_Information shown_

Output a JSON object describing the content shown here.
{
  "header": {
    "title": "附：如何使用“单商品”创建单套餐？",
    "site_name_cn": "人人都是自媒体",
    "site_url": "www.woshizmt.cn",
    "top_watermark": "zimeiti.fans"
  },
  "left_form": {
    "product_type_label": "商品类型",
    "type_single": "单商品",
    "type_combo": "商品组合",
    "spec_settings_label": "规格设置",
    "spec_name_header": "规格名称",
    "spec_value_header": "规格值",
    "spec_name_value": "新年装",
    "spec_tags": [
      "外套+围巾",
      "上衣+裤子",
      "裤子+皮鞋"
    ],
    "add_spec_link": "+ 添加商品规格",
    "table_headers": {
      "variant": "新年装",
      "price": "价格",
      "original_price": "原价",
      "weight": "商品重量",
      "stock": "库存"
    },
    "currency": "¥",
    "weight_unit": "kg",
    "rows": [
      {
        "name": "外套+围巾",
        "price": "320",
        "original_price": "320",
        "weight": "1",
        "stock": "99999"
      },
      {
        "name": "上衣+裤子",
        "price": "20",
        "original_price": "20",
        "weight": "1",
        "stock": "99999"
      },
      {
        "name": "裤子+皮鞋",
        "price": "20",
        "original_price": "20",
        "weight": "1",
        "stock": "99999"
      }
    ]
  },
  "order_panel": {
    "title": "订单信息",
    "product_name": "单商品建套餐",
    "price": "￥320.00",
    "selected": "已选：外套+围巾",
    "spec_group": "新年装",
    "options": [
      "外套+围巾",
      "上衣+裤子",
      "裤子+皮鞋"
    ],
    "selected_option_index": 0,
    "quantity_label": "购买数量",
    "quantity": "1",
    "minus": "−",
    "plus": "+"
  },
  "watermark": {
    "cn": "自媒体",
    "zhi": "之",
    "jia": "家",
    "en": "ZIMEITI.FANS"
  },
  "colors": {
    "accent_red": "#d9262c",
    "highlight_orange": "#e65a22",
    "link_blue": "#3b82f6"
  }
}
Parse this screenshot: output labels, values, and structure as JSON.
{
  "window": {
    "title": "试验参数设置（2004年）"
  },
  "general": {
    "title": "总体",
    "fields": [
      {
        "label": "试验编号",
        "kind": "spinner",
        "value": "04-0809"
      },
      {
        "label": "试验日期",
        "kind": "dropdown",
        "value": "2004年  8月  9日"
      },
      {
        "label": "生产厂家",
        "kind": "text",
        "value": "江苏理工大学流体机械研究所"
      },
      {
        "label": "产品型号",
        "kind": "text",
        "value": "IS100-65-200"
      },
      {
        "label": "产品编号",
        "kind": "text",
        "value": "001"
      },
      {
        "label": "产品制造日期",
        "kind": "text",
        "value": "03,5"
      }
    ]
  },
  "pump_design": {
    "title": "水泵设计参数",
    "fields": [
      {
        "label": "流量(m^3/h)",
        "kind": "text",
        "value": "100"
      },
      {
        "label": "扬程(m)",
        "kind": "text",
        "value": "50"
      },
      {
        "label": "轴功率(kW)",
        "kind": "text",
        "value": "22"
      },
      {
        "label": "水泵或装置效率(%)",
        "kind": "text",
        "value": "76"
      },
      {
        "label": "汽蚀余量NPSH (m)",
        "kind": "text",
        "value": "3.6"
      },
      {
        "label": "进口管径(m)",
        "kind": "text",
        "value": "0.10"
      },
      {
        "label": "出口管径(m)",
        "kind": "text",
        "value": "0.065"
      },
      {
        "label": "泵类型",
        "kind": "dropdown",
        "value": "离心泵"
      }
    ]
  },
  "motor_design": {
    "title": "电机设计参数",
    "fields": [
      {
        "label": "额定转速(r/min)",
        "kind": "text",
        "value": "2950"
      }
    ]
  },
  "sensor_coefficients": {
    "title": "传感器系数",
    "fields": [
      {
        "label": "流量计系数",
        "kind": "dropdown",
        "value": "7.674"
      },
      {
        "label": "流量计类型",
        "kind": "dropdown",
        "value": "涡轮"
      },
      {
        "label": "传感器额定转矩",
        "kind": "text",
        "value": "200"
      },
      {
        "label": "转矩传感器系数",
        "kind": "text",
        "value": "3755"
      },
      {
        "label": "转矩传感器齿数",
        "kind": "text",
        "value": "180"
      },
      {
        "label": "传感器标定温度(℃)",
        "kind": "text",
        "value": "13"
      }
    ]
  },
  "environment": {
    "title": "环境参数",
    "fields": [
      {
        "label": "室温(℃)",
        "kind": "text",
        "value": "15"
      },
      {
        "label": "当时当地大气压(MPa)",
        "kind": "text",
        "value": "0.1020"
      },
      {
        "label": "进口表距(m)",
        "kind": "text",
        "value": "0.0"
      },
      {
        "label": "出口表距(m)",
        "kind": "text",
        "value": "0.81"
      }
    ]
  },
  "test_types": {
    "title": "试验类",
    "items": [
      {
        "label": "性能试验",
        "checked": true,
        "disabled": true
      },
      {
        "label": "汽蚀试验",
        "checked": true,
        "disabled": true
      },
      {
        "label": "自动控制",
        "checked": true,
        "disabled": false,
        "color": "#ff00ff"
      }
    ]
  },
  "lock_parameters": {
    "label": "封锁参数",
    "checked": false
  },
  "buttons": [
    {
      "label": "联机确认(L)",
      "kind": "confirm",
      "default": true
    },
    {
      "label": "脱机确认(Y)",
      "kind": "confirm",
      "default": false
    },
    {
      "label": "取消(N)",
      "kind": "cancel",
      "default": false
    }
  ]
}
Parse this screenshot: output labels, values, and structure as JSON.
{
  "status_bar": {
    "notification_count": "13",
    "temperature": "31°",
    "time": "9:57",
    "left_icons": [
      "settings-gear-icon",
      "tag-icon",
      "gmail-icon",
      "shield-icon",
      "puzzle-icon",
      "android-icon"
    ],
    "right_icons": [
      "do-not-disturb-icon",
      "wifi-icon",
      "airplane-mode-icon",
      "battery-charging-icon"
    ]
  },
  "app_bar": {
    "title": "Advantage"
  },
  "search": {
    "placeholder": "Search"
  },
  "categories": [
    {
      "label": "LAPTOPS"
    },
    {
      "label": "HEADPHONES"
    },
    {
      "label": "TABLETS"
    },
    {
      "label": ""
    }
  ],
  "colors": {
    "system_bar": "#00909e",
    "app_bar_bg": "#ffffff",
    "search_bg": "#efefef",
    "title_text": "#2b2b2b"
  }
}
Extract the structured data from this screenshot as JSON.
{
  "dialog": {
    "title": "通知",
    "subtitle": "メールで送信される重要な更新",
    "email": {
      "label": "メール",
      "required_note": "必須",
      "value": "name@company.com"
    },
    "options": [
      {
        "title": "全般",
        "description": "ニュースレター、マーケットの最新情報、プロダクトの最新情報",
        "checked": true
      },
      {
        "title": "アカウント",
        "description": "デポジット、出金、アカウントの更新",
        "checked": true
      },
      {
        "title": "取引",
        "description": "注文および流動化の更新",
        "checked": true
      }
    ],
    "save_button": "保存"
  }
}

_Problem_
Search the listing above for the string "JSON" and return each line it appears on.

_Worked solution_
Output a JSON object describing the content shown here.
Parse this screenshot: output labels, values, and structure as JSON.
Parse this screenshot: output labels, values, and structure as JSON.
Extract the structured data from this screenshot as JSON.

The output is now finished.